There are approximately 17 genuine T-head Raceabouts in existence - that is, Raceabouts which are considered to have left the factory in Raceabout form. Chassis no. 1285 is one of the most original examples extant and is one of the coveted four speed cars. This Raceabout's preserved state is something to behold; the number stampings on the chassis, hood and all four fenders are clearly evident - all panels are completely original, the running boards still retain the original white pyramid rubber from 1913 and the correct and hard-to-find oil cups remain intact throughout the chassis. The original Rushmore 806 head lamps and Dietz Dainty tail lamp remain and the factory original canary yellow paint can clearly be seen on a number of places on the Mercer frame. The Harry Miller installed dry sump lubrication system is also still intact.
The Mercer is eligible for a growing number of events including the many Horseless Carrriage Club and Veteran Motor Car Club tours, and is a welcome entry at many vintage race events and long distance Touring events such as the Colorado Grand. Christie's is honored to offer one of the finest examples of these legendary pioneering sports cars.

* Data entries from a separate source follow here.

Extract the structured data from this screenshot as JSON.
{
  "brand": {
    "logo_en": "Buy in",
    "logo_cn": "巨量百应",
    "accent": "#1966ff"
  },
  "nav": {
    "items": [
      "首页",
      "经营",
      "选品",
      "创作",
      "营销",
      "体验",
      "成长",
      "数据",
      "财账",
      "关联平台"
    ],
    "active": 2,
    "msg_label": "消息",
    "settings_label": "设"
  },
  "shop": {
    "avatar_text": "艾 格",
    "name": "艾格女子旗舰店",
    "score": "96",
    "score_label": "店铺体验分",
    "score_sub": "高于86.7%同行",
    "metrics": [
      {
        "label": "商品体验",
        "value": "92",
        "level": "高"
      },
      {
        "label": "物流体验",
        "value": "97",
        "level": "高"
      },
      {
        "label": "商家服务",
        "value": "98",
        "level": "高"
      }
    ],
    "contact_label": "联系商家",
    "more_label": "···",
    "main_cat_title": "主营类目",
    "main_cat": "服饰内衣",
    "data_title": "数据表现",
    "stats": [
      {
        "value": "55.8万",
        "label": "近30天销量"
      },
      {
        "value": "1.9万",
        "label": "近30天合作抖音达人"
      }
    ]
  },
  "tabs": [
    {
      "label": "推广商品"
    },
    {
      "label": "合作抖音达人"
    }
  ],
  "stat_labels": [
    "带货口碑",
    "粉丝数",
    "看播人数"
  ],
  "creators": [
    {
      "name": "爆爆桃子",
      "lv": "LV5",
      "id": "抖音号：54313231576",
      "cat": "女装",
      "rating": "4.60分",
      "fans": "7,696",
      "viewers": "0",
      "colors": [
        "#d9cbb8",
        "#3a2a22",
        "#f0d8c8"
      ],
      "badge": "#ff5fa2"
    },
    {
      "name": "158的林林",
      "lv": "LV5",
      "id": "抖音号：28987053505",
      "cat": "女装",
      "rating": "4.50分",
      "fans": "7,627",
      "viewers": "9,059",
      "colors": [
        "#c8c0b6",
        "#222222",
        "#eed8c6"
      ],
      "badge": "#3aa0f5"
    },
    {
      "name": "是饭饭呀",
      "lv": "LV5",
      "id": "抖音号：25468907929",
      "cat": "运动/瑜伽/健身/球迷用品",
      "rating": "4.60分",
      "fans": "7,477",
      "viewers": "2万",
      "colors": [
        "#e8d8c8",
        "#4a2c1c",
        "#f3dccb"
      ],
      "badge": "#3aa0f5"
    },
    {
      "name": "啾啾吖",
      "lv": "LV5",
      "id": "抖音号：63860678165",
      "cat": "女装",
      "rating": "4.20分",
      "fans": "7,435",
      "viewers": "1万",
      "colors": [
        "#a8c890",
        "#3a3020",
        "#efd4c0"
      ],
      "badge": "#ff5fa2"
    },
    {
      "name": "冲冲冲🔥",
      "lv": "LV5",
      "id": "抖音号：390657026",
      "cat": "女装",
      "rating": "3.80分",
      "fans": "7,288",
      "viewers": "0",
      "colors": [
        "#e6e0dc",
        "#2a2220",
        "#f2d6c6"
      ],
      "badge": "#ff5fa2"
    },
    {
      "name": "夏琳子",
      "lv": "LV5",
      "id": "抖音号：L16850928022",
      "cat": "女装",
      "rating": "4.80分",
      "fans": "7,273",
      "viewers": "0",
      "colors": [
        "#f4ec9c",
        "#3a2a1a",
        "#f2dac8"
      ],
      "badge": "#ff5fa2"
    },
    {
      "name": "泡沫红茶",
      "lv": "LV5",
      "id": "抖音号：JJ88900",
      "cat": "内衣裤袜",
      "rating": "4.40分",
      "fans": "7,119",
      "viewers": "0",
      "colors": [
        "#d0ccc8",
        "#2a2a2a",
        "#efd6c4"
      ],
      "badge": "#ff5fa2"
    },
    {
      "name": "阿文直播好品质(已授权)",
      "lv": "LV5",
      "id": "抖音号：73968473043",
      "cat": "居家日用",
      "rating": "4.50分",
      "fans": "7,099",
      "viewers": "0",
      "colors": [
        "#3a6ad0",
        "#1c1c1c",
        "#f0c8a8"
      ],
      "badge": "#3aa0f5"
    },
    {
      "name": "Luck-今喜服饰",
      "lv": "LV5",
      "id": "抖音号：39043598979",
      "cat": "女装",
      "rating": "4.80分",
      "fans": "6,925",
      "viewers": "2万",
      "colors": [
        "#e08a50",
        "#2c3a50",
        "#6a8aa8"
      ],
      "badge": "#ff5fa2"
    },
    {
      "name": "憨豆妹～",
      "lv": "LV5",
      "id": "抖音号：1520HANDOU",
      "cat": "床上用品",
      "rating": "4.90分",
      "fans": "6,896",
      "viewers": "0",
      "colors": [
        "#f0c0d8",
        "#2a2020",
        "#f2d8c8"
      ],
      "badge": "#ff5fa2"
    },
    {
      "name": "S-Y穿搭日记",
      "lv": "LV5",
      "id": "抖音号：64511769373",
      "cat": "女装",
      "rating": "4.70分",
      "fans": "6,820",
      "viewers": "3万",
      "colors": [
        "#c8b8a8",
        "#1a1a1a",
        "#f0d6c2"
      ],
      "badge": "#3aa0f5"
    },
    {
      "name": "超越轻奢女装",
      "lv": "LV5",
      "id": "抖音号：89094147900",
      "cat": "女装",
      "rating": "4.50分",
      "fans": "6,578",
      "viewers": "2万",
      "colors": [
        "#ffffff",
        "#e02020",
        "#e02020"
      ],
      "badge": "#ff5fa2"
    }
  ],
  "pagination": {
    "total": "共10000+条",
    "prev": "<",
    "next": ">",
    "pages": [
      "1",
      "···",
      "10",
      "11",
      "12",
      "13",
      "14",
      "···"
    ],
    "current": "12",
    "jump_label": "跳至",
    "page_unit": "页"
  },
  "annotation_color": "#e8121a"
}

More from Exceptional Motor Cars and Automotive Art, Tarrytown

View All
View All